SBOA345 June 2021 ADC10D1000QML-SP , ADC12D1600QML-SP , ADC12D1620QML-SP , INA1620 , OPA132 , OPA134 , OPA1602 , OPA1604 , OPA1611 , OPA1612 , OPA1622 , OPA1632 , OPA1637 , OPA1641 , OPA1642 , OPA1644 , OPA1652 , OPA1654 , OPA1655 , OPA1656 , OPA1662 , OPA1664 , OPA1671 , OPA1677 , OPA1678 , OPA1679 , OPA1688 , OPA1692 , OPA2132 , OPA2134 , OPA4132 , OPA4134
An operational amplifier has a voltage noise and current noise source. The magnitude of the noise sources inside the amplifier is given in the amplifier’s data sheet. When considering the voltage noise of an amplifier, it is important to realize the architecture of the amplifier. Typically, a bipolar input amplifier will have much lower voltage noise than a CMOS input amplifier for the same amount of quiescent current. For more information on the difference between amplifier architectures see this technical article: Trade-offs Between CMOS, JFET, and Bipolar Input Stage Technology. Before discussing the different types of voltage noise, it’s important to understand what this noise looks like in an amplifier circuit. Amplifier noise can be simplified by modeling it as an external voltage noise en(v) on the positive terminal of the amplifier as shown in Figure 2-1.
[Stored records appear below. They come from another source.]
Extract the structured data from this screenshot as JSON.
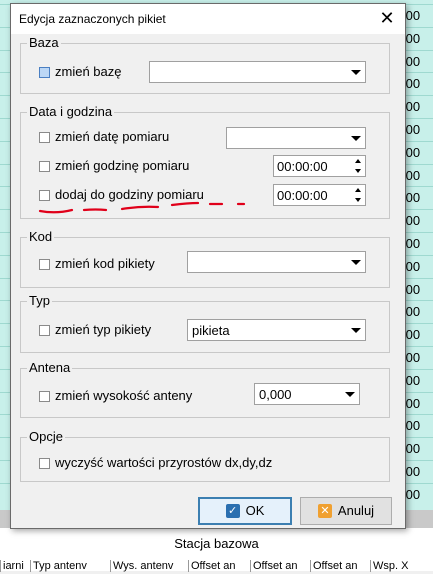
{
  "dialog": {
    "title": "Edycja zaznaczonych pikiet",
    "close_glyph": "✕"
  },
  "groups": {
    "baza": {
      "legend": "Baza",
      "change_base_label": "zmień bazę",
      "base_value": ""
    },
    "data": {
      "legend": "Data i godzina",
      "change_date_label": "zmień datę pomiaru",
      "date_value": "",
      "change_time_label": "zmień godzinę pomiaru",
      "time_value": "00:00:00",
      "add_time_label": "dodaj do godziny pomiaru",
      "add_time_value": "00:00:00"
    },
    "kod": {
      "legend": "Kod",
      "change_code_label": "zmień kod pikiety",
      "code_value": ""
    },
    "typ": {
      "legend": "Typ",
      "change_type_label": "zmień typ pikiety",
      "type_value": "pikieta"
    },
    "antena": {
      "legend": "Antena",
      "change_height_label": "zmień wysokość anteny",
      "height_value": "0,000"
    },
    "opcje": {
      "legend": "Opcje",
      "clear_increments_label": "wyczyść wartości przyrostów dx,dy,dz"
    }
  },
  "buttons": {
    "ok_label": "OK",
    "cancel_label": "Anuluj"
  },
  "background": {
    "cell_values": [
      ",00",
      ",00",
      ",00",
      ",00",
      ",00",
      ",00",
      ",00",
      ",00",
      ",00",
      ",00",
      ",00",
      ",00",
      ",00",
      ",00",
      ",00",
      ",00",
      ",00",
      ",00",
      ",00",
      ",00",
      ",00",
      ",00"
    ],
    "footer_label": "Stacja bazowa",
    "column_headers": [
      "iarni",
      "Typ antenv",
      "Wys. antenv",
      "Offset an",
      "Offset an",
      "Offset an",
      "Wsp. X"
    ]
  },
  "colors": {
    "accent": "#3c7fb1",
    "grid_bg": "#c8f0ea",
    "annotation": "#e0001a"
  }
}
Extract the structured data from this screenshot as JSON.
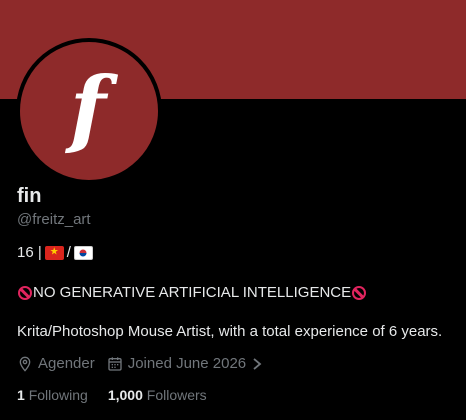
{
  "profile": {
    "banner_color": "#8e2a2a",
    "avatar_letter": "f",
    "display_name": "fin",
    "handle": "@freitz_art",
    "bio_line1_prefix": "16 | ",
    "bio_line1_sep": "/",
    "flags": [
      "vietnam-flag",
      "south-korea-flag"
    ],
    "no_ai_text": "NO GENERATIVE ARTIFICIAL INTELLIGENCE",
    "bio_line3": "Krita/Photoshop Mouse Artist, with a total experience of 6 years.",
    "location": "Agender",
    "joined": "Joined June 2026",
    "following_count": "1",
    "following_label": "Following",
    "followers_count": "1,000",
    "followers_label": "Followers"
  },
  "icons": {
    "location": "location-pin-icon",
    "calendar": "calendar-icon",
    "chevron": "chevron-right-icon",
    "prohibit": "prohibited-icon"
  },
  "colors": {
    "accent": "#8e2a2a",
    "muted_text": "#71767b",
    "primary_text": "#e7e9ea",
    "prohibit_red": "#e0245e"
  }
}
Amplifier voltage noise can be broken down into two main components: flicker noise and broadband noise. Figure 1-1 displays these noise regions.